As ignorant and groundless praise can give no solid joy, no satisfaction that will bear any serious examination, so, on the contrary, it often gives real comfort to reflect, that though no praise should actually be bestowed upon us, our conduct, however, has been such as to deserve it, and has been in every respect suitable to those measures and rules by which praise and approbation are naturally and commonly bestowed. We are pleased, not only with praise, but with having done what is praise-worthy.

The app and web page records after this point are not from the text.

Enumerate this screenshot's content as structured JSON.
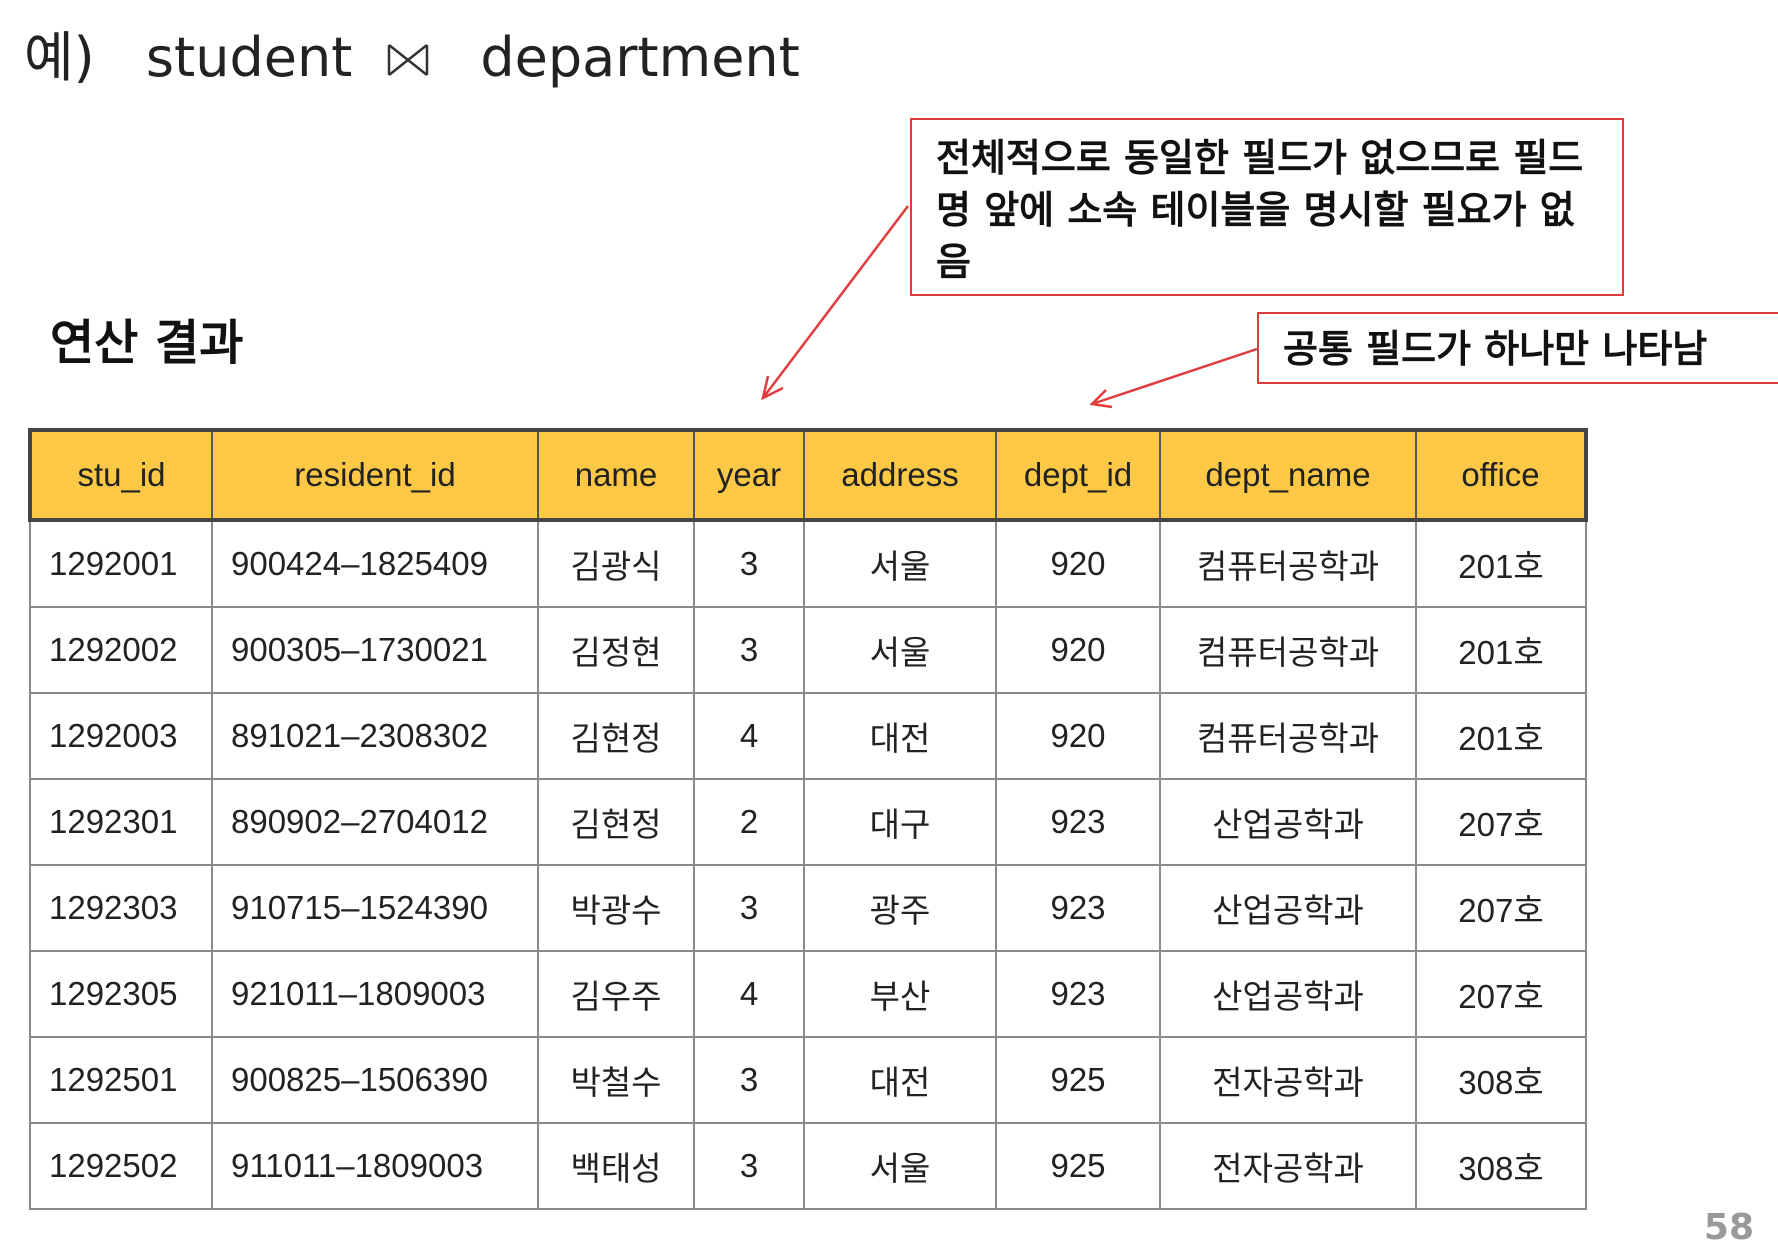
{
  "title": {
    "prefix": "예)",
    "left_relation": "student",
    "right_relation": "department",
    "operator_icon": "natural-join-icon"
  },
  "section_label": "연산 결과",
  "callouts": {
    "fields_note": "전체적으로 동일한 필드가 없으므로 필드명 앞에 소속 테이블을 명시할 필요가 없음",
    "common_field_note": "공통 필드가 하나만 나타남"
  },
  "colors": {
    "header_fill": "#fcc845",
    "callout_border": "#e23b3b"
  },
  "table": {
    "columns": [
      "stu_id",
      "resident_id",
      "name",
      "year",
      "address",
      "dept_id",
      "dept_name",
      "office"
    ],
    "rows": [
      [
        "1292001",
        "900424–1825409",
        "김광식",
        "3",
        "서울",
        "920",
        "컴퓨터공학과",
        "201호"
      ],
      [
        "1292002",
        "900305–1730021",
        "김정현",
        "3",
        "서울",
        "920",
        "컴퓨터공학과",
        "201호"
      ],
      [
        "1292003",
        "891021–2308302",
        "김현정",
        "4",
        "대전",
        "920",
        "컴퓨터공학과",
        "201호"
      ],
      [
        "1292301",
        "890902–2704012",
        "김현정",
        "2",
        "대구",
        "923",
        "산업공학과",
        "207호"
      ],
      [
        "1292303",
        "910715–1524390",
        "박광수",
        "3",
        "광주",
        "923",
        "산업공학과",
        "207호"
      ],
      [
        "1292305",
        "921011–1809003",
        "김우주",
        "4",
        "부산",
        "923",
        "산업공학과",
        "207호"
      ],
      [
        "1292501",
        "900825–1506390",
        "박철수",
        "3",
        "대전",
        "925",
        "전자공학과",
        "308호"
      ],
      [
        "1292502",
        "911011–1809003",
        "백태성",
        "3",
        "서울",
        "925",
        "전자공학과",
        "308호"
      ]
    ]
  },
  "page_number": "58"
}
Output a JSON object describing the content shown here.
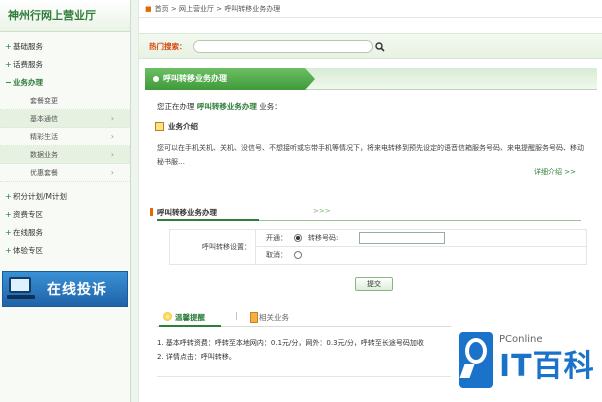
{
  "sidebar": {
    "title": "神州行网上营业厅",
    "items_top": [
      "基础服务",
      "话费服务"
    ],
    "open_item": "业务办理",
    "sub_items": [
      {
        "label": "套餐变更",
        "arrow": false
      },
      {
        "label": "基本通信",
        "arrow": true
      },
      {
        "label": "精彩生活",
        "arrow": true
      },
      {
        "label": "数据业务",
        "arrow": true
      },
      {
        "label": "优惠套餐",
        "arrow": true
      }
    ],
    "items_bottom": [
      "积分计划/M计划",
      "资费专区",
      "在线服务",
      "体验专区"
    ],
    "banner": "在线投诉"
  },
  "breadcrumb": {
    "home": "首页",
    "sep": ">",
    "level1": "网上营业厅",
    "level2": "呼叫转移业务办理"
  },
  "search": {
    "label": "热门搜索：",
    "value": ""
  },
  "section": {
    "title": "呼叫转移业务办理",
    "intro_prefix": "您正在办理",
    "intro_service": "呼叫转移业务办理",
    "intro_suffix": "业务：",
    "intro_head": "业务介绍",
    "description": "您可以在手机关机、关机、没信号、不想接听或忘带手机等情况下，将来电转移到预先设定的语音信箱服务号码、来电提醒服务号码、移动秘书服…",
    "more": "详细介绍 >>"
  },
  "form": {
    "tab": "呼叫转移业务办理",
    "chev": ">>>",
    "setting_label": "呼叫转移设置：",
    "opt_enable": "开通：",
    "opt_cancel": "取消：",
    "number_label": "转移号码:",
    "number_value": "",
    "enable_selected": true,
    "submit": "提交"
  },
  "tips": {
    "tab_active": "温馨提醒",
    "tab_other": "相关业务",
    "sep": "|",
    "lines": [
      "1. 基本呼转资费：呼转至本地网内：0.1元/分，网外：0.3元/分，呼转至长途号码加收",
      "2. 详情点击：呼叫转移。"
    ]
  },
  "watermark": {
    "small": "PConline",
    "big": "IT百科"
  }
}
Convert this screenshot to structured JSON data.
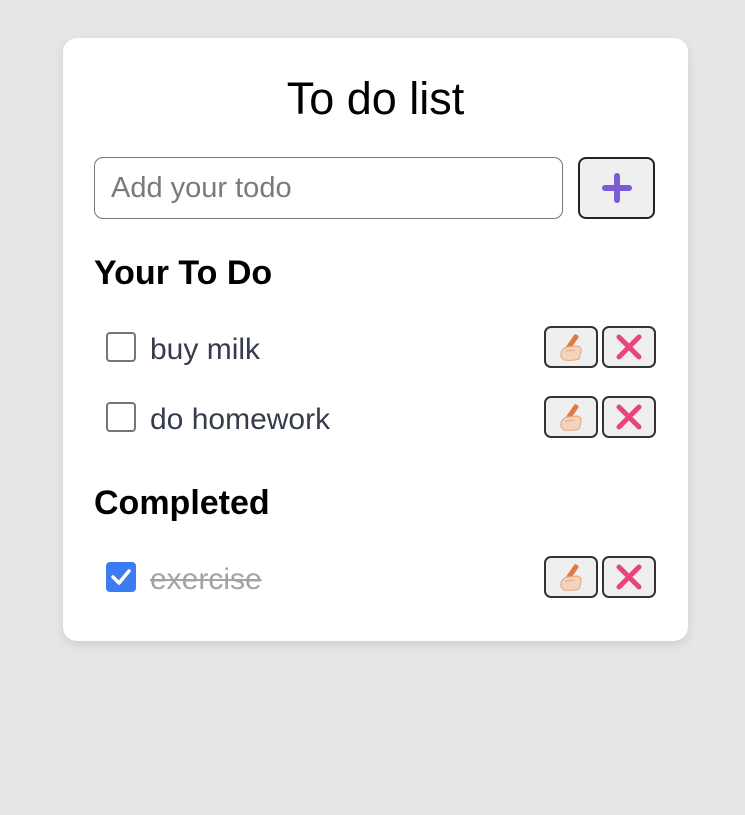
{
  "app": {
    "title": "To do list"
  },
  "input": {
    "placeholder": "Add your todo",
    "value": ""
  },
  "add_button": {
    "icon": "plus-icon"
  },
  "sections": {
    "todo_heading": "Your To Do",
    "completed_heading": "Completed"
  },
  "todos": [
    {
      "text": "buy milk",
      "completed": false
    },
    {
      "text": "do homework",
      "completed": false
    }
  ],
  "completed": [
    {
      "text": "exercise",
      "completed": true
    }
  ],
  "item_actions": {
    "edit_icon": "writing-hand-icon",
    "delete_icon": "cross-mark-icon"
  },
  "colors": {
    "background": "#e6e6e6",
    "card": "#ffffff",
    "checkbox_checked": "#3b7cf2",
    "plus": "#7b5cd6",
    "cross": "#e8467a",
    "completed_text": "#a3a3a3"
  }
}
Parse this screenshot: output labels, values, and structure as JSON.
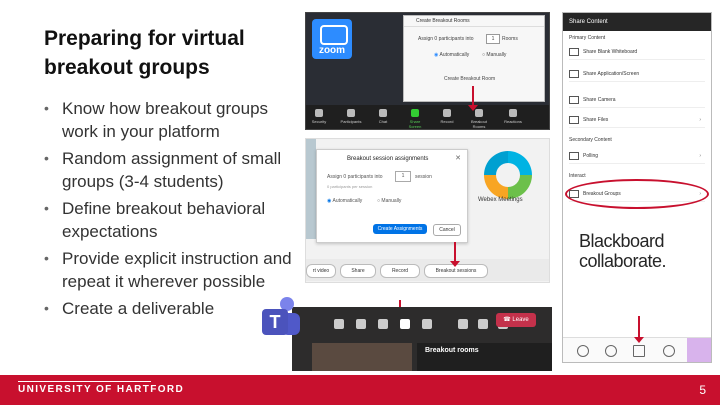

We are pleased to think that we have rendered ourselves the natural objects of approbation, though no approbation should ever actually be bestowed upon us: and we are mortified to reflect that we have justly merited the blame of those we live with, though that sentiment should never actually be exerted against us. The man who is conscious to himself that he has exactly observed those measures of conduct which experience informs him are generally agreeable, reflects with satisfaction on the propriety of his own behaviour. When he views it in the light in which the impartial spectator would view it, he thoroughly enters into all the motives which influenced it. He looks back upon every part of it with pleasure and approbation, and though mankind should never be acquainted with what he has done, he regards himself, not so much according to the light in which they actually regard him, as according to that in which they would regard him if they were better informed. He anticipates the applause and admiration which in this case would be bestowed upon him, and he applauds and admires himself by sympathy with sentiments, which do not indeed actually take place, but which the ignorance of the public alone hinders from taking place, which he knows are the natural and ordinary effects of such conduct, which his imagination strongly connects with it, and which he has acquired a habit of conceiving as something that naturally and in propriety ought to follow from it. Men have voluntarily thrown away life to acquire after death a renown which they could no longer enjoy. Their imagination, in the mean time, anticipated that fame which was in future times to be bestowed upon them. Those applauses which they were never to hear rung in their ears; the thoughts of that admiration, whose effects they were never to feel, played about their hearts, banished from their breasts the strongest of all natural fears, and transported them to perform actions which seem almost beyond the reach of human nature. But in point of reality there is surely no great difference between that approbation which is not to be bestowed till we can no longer enjoy it, and that which, indeed, is never to be bestowed, but which would be bestowed, if the world was ever made to understand properly the real circumstances of our behaviour. If the one often produces such violent effects, we cannot wonder that the other should always be highly regarded. (Page 104, Para 2, The Theory of Moral Sentiments )

 

As it is clearly demonstrated from the excerpt above, by the convention of our conscience we know when we have earned praise. Our peers can ascertain when our actions align with proper virtue are in-turn worthy of admiration. Undeserved praise for most people is an empty gesture devoid of any true satisfaction. By virtue of our norms,  our unwritten but universally understood societal rules, displeasure is experienced by both parties. The individual who receives undue praise is overwhelmed with guilt.  In contrast, the observing peers are frustrated by this minor but notable injustice. There are two principles at play eliciting both responses. The party who receives unearned accolades feels guilty as they know they didn’t rightfully earn them. It mirrors the concept that you appreciate more what you work for than what is given to you. Deep down in your subconscious, you know you are cheating someone who is deserving out of their time in the spotlight. Your disgruntled peers know that they got cheated out of justifiable recognition for their hard work. Unjust violation of norms constitutes cheating. Even if the  “cheating” wasn’t intentionally perpetrated. Cross-culturally humans in general adversion to cheating.